Source: AmCham India; EY analysis
Strategies that can be employed at a country-wide (national) level include ensuring greater enforcement of IP rights, introducing new educational initiatives to discourage the use of illegal IT.
The impact of the legislation on legal IT and fair competition varies depending on the stakeholder, and the possible strategies in which to address the impact would thus differ.
Regardless of the stakeholder, there are two central strategies that can be employed to address the possible impacts:
- Compliance – ensuring compliance through various measures, ranging from the co-operative to the adversarial
- Education – changing mindsets to understand that the use of illegal IT has a greater impact on the marketplace as a whole, and that fair competition is an important trait of any economy
Here are some strategies that countries and companies can employ to deal with the potential impact of legislation on legal IT and fair competition:
Strategic options at the national level
While it may be challenging to derive the potential negative financial impact on trade between countries as a result of laws similar to the UCA, it is important that countries with large manufacturing export industries implement strategies to address the possible negative effect.
Strategies targeted at the root of the problem (i.e., the use of illegal IT) are expected
to be long-term in nature, and hence have less of a short-term impact. These strategies and initiatives will revolve around compliance and education.
Strategies that can be employed at a country-wide (national) level include:
- Greater enforcement of IP rights: Increased enforcement can take several forms, depending on the country. For example, increased raids or routine inspections, stiffer penalties for infringing parties, the set up of specialised departments to deal with legal IT use, etc.
- Programmes to incentivize the population: Programs could include those that encourage whistleblowers to come forward with information on the use of illegal IT at their workplace (e.g., via incentives and rewards), or tax breaks or rebates for companies that can show proof of use of legal IT throughout their business operations.
- Alternative options to consider: In countries where the cost of legal software licenses is a barrier of entry to the marketplace for companies, in particular for small- and medium-sized enterprises (SMEs), the government or relevant industry association could perhaps work with IT companies to develop country-specific pricing so as to encourage legal IT use. Additionally, industry associations could suggest other options such as using alternative platforms and/or services, using solutions produced by the domestic market (which are typically more affordable), etc.
- Introduce new educational initiatives: Educational initiatives targeted at industries should address and discourage the use of illegal IT in business operations, highlighting the trade impact for both the country and the company in question.

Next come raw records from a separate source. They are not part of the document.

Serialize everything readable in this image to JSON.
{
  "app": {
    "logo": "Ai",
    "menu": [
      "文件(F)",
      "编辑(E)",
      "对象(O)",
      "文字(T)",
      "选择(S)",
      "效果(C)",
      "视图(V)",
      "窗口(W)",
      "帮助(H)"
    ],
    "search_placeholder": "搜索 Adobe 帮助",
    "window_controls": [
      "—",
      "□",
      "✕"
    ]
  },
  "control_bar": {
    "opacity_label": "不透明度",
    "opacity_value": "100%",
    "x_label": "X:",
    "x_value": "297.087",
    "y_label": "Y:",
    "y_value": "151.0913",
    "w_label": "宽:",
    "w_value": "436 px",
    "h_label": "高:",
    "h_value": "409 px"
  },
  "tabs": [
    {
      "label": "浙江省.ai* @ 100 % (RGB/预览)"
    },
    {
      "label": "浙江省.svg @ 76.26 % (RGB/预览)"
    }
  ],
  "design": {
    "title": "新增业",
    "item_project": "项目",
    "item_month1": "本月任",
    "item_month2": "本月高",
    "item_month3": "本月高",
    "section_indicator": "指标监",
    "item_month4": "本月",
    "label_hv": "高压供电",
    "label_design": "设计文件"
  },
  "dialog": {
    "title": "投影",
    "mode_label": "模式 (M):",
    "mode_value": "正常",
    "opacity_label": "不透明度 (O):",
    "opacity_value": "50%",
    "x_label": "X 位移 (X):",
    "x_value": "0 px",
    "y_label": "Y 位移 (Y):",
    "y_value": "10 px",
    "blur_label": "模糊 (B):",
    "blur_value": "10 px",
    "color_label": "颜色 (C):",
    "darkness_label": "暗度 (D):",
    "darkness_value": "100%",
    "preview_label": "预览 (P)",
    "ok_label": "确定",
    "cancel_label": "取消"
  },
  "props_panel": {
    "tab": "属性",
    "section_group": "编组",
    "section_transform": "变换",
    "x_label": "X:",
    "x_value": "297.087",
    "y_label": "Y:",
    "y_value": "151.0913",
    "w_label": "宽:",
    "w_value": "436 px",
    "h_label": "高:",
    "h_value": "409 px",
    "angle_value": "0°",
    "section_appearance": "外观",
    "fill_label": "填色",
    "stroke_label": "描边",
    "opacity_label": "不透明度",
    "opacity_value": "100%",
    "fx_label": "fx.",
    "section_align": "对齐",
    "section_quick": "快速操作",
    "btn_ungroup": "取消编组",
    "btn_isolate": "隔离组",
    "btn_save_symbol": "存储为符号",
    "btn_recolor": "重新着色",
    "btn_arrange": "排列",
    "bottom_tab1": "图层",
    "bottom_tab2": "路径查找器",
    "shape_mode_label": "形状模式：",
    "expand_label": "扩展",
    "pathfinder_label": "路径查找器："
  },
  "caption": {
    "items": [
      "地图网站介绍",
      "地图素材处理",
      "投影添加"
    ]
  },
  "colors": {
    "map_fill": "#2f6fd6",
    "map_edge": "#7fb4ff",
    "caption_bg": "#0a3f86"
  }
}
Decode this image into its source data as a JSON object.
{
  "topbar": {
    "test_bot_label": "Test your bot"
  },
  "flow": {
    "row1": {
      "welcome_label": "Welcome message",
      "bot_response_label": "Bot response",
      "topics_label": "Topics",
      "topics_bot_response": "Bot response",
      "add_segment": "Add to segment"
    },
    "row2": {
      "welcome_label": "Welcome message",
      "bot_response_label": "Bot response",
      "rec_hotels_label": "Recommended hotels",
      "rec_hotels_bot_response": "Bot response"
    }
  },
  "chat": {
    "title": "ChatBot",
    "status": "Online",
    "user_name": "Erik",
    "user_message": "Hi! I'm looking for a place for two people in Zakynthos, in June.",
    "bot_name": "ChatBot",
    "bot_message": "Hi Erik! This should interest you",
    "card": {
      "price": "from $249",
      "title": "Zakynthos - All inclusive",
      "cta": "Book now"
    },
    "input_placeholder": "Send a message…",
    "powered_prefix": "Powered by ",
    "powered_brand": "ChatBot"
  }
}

Inculcate the importance of IP rights and the use of legal IT both at home, in the school or at the workplace.
Strategies that can be employed within a company

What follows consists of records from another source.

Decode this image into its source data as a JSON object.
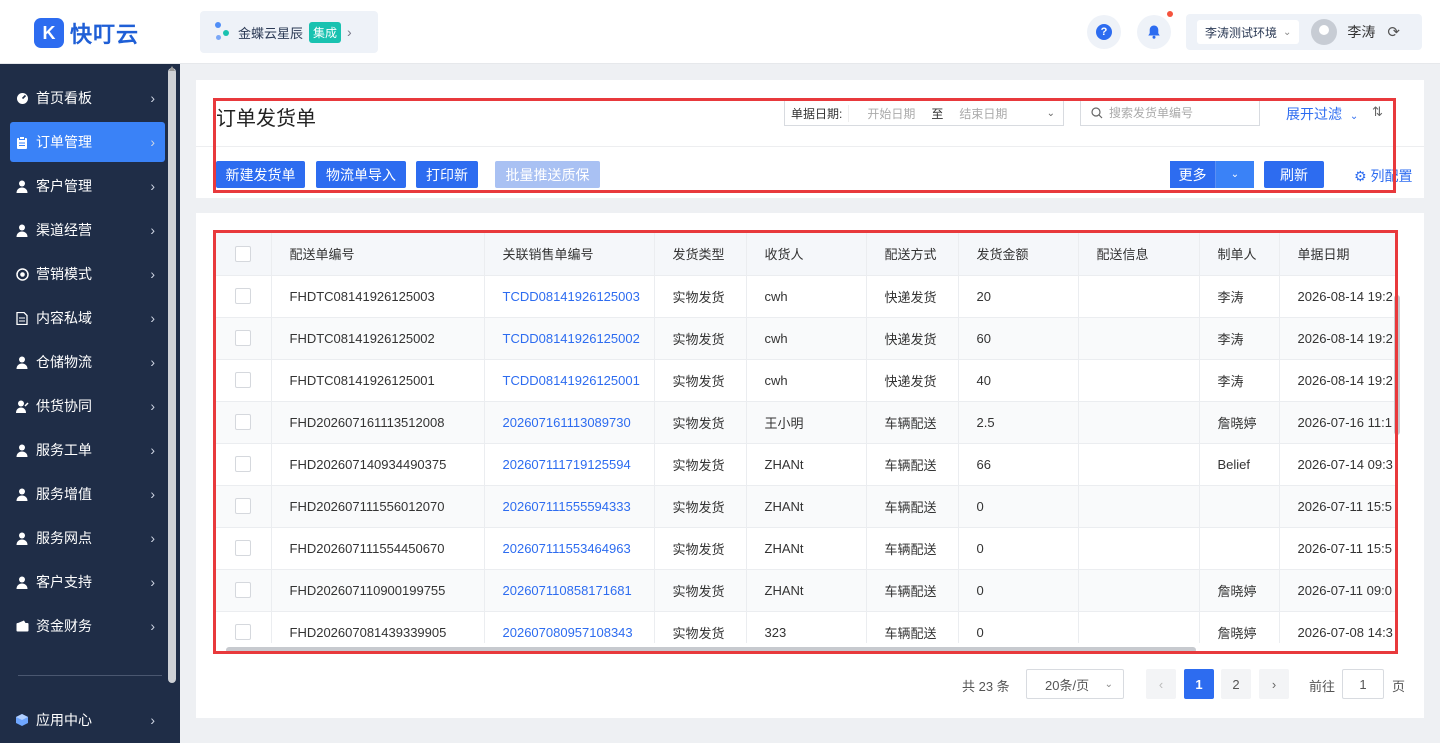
{
  "app": {
    "logo_letter": "K",
    "name": "快叮云"
  },
  "integration": {
    "name": "金蝶云星辰",
    "badge": "集成"
  },
  "header": {
    "env_label": "李涛测试环境",
    "username": "李涛"
  },
  "sidebar": {
    "items": [
      {
        "label": "首页看板",
        "icon": "dashboard-icon"
      },
      {
        "label": "订单管理",
        "icon": "clipboard-icon",
        "active": true
      },
      {
        "label": "客户管理",
        "icon": "user-icon"
      },
      {
        "label": "渠道经营",
        "icon": "user-icon"
      },
      {
        "label": "营销模式",
        "icon": "target-icon"
      },
      {
        "label": "内容私域",
        "icon": "document-icon"
      },
      {
        "label": "仓储物流",
        "icon": "user-icon"
      },
      {
        "label": "供货协同",
        "icon": "user-edit-icon"
      },
      {
        "label": "服务工单",
        "icon": "user-icon"
      },
      {
        "label": "服务增值",
        "icon": "user-icon"
      },
      {
        "label": "服务网点",
        "icon": "user-icon"
      },
      {
        "label": "客户支持",
        "icon": "user-icon"
      },
      {
        "label": "资金财务",
        "icon": "wallet-icon"
      }
    ],
    "footer_item": {
      "label": "应用中心",
      "icon": "cube-icon"
    }
  },
  "page": {
    "title": "订单发货单",
    "date_label": "单据日期:",
    "date_start_placeholder": "开始日期",
    "date_to": "至",
    "date_end_placeholder": "结束日期",
    "search_placeholder": "搜索发货单编号",
    "expand_filter": "展开过滤",
    "buttons": {
      "create": "新建发货单",
      "import": "物流单导入",
      "print": "打印新",
      "batch_push": "批量推送质保",
      "more": "更多",
      "refresh": "刷新",
      "col_config": "列配置"
    }
  },
  "table": {
    "columns": [
      "配送单编号",
      "关联销售单编号",
      "发货类型",
      "收货人",
      "配送方式",
      "发货金额",
      "配送信息",
      "制单人",
      "单据日期"
    ],
    "rows": [
      [
        "FHDTC08141926125003",
        "TCDD08141926125003",
        "实物发货",
        "cwh",
        "快递发货",
        "20",
        "",
        "李涛",
        "2026-08-14 19:2"
      ],
      [
        "FHDTC08141926125002",
        "TCDD08141926125002",
        "实物发货",
        "cwh",
        "快递发货",
        "60",
        "",
        "李涛",
        "2026-08-14 19:2"
      ],
      [
        "FHDTC08141926125001",
        "TCDD08141926125001",
        "实物发货",
        "cwh",
        "快递发货",
        "40",
        "",
        "李涛",
        "2026-08-14 19:2"
      ],
      [
        "FHD202607161113512008",
        "202607161113089730",
        "实物发货",
        "王小明",
        "车辆配送",
        "2.5",
        "",
        "詹晓婷",
        "2026-07-16 11:1"
      ],
      [
        "FHD202607140934490375",
        "202607111719125594",
        "实物发货",
        "ZHANt",
        "车辆配送",
        "66",
        "",
        "Belief",
        "2026-07-14 09:3"
      ],
      [
        "FHD202607111556012070",
        "202607111555594333",
        "实物发货",
        "ZHANt",
        "车辆配送",
        "0",
        "",
        "",
        "2026-07-11 15:5"
      ],
      [
        "FHD202607111554450670",
        "202607111553464963",
        "实物发货",
        "ZHANt",
        "车辆配送",
        "0",
        "",
        "",
        "2026-07-11 15:5"
      ],
      [
        "FHD202607110900199755",
        "202607110858171681",
        "实物发货",
        "ZHANt",
        "车辆配送",
        "0",
        "",
        "詹晓婷",
        "2026-07-11 09:0"
      ],
      [
        "FHD202607081439339905",
        "202607080957108343",
        "实物发货",
        "323",
        "车辆配送",
        "0",
        "",
        "詹晓婷",
        "2026-07-08 14:3"
      ]
    ]
  },
  "pagination": {
    "total": "共 23 条",
    "page_size": "20条/页",
    "pages": [
      "1",
      "2"
    ],
    "current": "1",
    "goto_label": "前往",
    "goto_value": "1",
    "page_suffix": "页"
  }
}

- Be proactive in ensuring compliance of existing and future IT systems – for example, by working with IT consulting firms with relevant compliance expertise
- Obtain certification from an internationally-recognised certification board (or certification provider) to show compliance or legality of existing IT
- Ensure contracts with external parties include indemnity clauses that clearly state that legal IT should be used in the partners’ business operations, thereby reducing the risk of future business disruptions due to legal action resulting from the use of illegal IT down the company’s supply chain
- Provide education within the company on the importance of complying with such legislation, and the adverse effect on business operations otherwise
- Employ a combination of the above strategies, or other strategies that have not been specifically discussed here
The overarching strategy that a company can employ to deal with the potential impact of the new IT rules and regulations would be to ensure compliance.
There are many benefits to compliance
(See Figure 10).